Patients suffering from lower limb dyskinesia, especially in early stages of rehabilitation,
have weak residual muscle strength in affected limb and require passive training by
the lower limb rehabilitation robot. Anatomy indicates that the biceps femoris short
head muscle has a strong influence on knee motion at the swing phase of walking. We
sought to explore how it would influence on gait cycle in optimization framework.
However, the training trajectory of conventional rehabilitation robots performing
passive training usually follows gait planning based on general human gait data, which
cannot simultaneously ensure both effective rehabilitation of affected limbs with
varying severity pathological gait and comfort of the wearer within a safe motion
To elucidate the effects of weakness and contracture, we systematically introduced
isolated defects into the musculoskeletal model and generated walking simulations
to predict the gait adaptation due to these defects. An impedance control model of
the rehabilitation robot is developed. Knee joint parameters optimized by predictive
forward dynamics simulation are adopted as the expected values for the robot controller
to achieve customized adjustment of the robot motion trajectory.
Severe muscle contracture leads to severe knee flexion; severe muscle weakness induces
a significant posterior tilt of the upper trunk, which hinders walking speed.
Our simulation results attempt to reveal pathological gait features, which may help
to reproduce the simulation of pathological gait. Furthermore, the robot simulation
results show that the robot system achieves a speedy tracking by setting a larger
stiffness value. The model also allows the implementation of different levels of damping
or elasticity effects.

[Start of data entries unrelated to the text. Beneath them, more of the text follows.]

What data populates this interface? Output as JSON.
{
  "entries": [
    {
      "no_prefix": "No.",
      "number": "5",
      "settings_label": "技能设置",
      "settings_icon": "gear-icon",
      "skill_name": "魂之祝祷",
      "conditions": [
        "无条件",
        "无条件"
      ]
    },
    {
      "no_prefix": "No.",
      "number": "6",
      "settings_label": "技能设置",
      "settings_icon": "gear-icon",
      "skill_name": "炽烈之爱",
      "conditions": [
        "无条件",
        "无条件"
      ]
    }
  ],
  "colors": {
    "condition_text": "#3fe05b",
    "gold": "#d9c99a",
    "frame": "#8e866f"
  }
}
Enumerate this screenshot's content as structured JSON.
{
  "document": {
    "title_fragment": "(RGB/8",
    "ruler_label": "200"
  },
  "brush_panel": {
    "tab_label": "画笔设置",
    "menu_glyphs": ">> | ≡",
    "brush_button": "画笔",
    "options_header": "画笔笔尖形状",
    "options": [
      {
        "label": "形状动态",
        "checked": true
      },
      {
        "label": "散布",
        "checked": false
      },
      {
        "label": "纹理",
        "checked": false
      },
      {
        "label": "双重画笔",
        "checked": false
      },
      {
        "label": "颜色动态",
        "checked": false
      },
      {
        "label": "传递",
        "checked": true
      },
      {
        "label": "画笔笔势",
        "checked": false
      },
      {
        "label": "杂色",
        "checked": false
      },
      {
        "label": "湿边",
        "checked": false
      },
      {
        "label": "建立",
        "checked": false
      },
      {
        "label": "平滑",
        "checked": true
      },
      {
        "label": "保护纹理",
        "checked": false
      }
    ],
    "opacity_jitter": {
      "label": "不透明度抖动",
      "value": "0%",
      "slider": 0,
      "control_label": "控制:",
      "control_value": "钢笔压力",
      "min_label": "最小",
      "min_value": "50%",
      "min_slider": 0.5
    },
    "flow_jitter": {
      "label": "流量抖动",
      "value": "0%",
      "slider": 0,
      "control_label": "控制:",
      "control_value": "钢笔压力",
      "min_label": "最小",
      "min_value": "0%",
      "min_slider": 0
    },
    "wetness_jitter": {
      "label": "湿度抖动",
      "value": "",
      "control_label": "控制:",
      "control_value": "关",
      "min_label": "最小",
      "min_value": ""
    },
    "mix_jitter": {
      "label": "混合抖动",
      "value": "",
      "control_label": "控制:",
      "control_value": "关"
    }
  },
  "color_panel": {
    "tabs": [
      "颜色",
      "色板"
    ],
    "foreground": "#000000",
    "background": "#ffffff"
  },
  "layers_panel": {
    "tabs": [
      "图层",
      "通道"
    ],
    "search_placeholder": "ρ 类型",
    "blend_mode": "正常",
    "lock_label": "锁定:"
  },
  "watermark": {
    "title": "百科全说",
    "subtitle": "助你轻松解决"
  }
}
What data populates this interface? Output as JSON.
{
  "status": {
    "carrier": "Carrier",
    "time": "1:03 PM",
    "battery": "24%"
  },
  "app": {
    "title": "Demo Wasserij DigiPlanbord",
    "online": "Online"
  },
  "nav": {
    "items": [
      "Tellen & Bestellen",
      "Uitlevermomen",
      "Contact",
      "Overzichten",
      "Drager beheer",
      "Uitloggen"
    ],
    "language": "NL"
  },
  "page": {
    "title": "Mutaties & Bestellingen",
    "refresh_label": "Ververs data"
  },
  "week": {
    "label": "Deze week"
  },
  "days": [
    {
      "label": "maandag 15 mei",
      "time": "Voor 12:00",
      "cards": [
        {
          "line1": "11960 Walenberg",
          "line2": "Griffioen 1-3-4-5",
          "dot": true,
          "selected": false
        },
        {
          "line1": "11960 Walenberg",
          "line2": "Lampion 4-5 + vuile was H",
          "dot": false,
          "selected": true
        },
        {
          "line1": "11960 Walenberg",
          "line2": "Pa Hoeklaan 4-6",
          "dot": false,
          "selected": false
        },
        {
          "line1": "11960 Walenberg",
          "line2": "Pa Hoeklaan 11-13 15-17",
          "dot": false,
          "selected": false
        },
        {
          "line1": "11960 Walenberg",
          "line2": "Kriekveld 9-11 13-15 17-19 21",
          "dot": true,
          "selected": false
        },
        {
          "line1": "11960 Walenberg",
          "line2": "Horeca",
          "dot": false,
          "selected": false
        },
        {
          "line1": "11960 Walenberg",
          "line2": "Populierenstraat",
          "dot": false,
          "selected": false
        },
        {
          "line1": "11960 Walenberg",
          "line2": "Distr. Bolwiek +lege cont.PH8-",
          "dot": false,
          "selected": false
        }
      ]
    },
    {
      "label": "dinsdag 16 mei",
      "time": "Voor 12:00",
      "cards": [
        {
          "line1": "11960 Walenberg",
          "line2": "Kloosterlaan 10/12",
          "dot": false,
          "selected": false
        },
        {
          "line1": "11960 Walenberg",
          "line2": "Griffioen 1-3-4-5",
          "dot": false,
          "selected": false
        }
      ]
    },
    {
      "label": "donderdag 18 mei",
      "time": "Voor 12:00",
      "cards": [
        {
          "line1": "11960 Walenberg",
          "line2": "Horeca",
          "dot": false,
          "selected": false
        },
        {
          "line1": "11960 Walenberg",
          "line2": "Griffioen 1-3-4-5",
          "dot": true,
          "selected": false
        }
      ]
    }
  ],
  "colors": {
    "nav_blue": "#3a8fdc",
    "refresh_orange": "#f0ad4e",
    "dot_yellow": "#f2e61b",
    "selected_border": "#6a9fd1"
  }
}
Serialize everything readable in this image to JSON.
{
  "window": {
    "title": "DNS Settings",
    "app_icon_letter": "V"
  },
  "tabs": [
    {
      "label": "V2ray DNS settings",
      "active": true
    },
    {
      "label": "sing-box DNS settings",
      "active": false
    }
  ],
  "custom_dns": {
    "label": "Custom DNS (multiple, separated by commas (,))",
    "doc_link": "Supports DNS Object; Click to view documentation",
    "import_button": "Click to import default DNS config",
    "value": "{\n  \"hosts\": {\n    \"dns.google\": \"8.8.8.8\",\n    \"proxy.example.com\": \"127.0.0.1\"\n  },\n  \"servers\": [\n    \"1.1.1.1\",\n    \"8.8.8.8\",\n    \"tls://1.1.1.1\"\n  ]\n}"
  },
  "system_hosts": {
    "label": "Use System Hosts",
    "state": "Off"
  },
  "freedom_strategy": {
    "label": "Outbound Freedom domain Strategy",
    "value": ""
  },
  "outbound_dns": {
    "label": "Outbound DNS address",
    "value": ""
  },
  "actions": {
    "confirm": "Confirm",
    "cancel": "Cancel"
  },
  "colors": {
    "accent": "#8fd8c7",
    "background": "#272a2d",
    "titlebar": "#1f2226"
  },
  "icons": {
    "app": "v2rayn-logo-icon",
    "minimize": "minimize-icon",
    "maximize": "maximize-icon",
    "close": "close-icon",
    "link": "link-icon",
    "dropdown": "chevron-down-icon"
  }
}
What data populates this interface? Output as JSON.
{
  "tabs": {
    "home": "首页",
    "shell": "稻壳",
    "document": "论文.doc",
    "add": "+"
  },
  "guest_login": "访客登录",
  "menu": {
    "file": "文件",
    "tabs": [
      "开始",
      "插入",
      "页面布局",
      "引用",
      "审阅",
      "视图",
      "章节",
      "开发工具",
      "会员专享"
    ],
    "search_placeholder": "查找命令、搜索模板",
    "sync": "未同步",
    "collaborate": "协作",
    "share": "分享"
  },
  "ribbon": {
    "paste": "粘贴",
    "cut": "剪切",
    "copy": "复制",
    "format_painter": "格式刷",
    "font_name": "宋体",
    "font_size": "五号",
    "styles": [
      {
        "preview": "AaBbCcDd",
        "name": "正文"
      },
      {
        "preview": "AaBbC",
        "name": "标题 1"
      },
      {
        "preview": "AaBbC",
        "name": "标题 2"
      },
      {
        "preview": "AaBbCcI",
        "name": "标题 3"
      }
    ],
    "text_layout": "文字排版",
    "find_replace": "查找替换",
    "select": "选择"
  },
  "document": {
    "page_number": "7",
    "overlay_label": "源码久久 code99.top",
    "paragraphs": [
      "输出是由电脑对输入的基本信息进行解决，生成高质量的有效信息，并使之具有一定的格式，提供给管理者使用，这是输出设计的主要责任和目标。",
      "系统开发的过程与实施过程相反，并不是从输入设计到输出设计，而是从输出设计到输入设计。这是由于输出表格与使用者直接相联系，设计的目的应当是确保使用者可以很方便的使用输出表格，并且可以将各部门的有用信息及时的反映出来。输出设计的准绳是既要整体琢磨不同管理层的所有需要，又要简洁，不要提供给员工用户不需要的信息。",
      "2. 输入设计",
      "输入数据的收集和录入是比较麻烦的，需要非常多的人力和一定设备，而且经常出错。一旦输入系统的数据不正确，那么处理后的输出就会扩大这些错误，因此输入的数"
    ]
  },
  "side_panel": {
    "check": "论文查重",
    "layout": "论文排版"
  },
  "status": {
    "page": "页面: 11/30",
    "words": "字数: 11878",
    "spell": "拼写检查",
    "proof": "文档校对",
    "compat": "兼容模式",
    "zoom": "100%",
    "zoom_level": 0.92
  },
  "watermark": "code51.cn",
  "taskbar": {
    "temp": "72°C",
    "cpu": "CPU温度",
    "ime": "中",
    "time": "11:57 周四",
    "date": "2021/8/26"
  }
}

Trial registration: The method proposed in this paper is an initial basic study that did not reach clinical
trials and therefore retains retrospectively registered.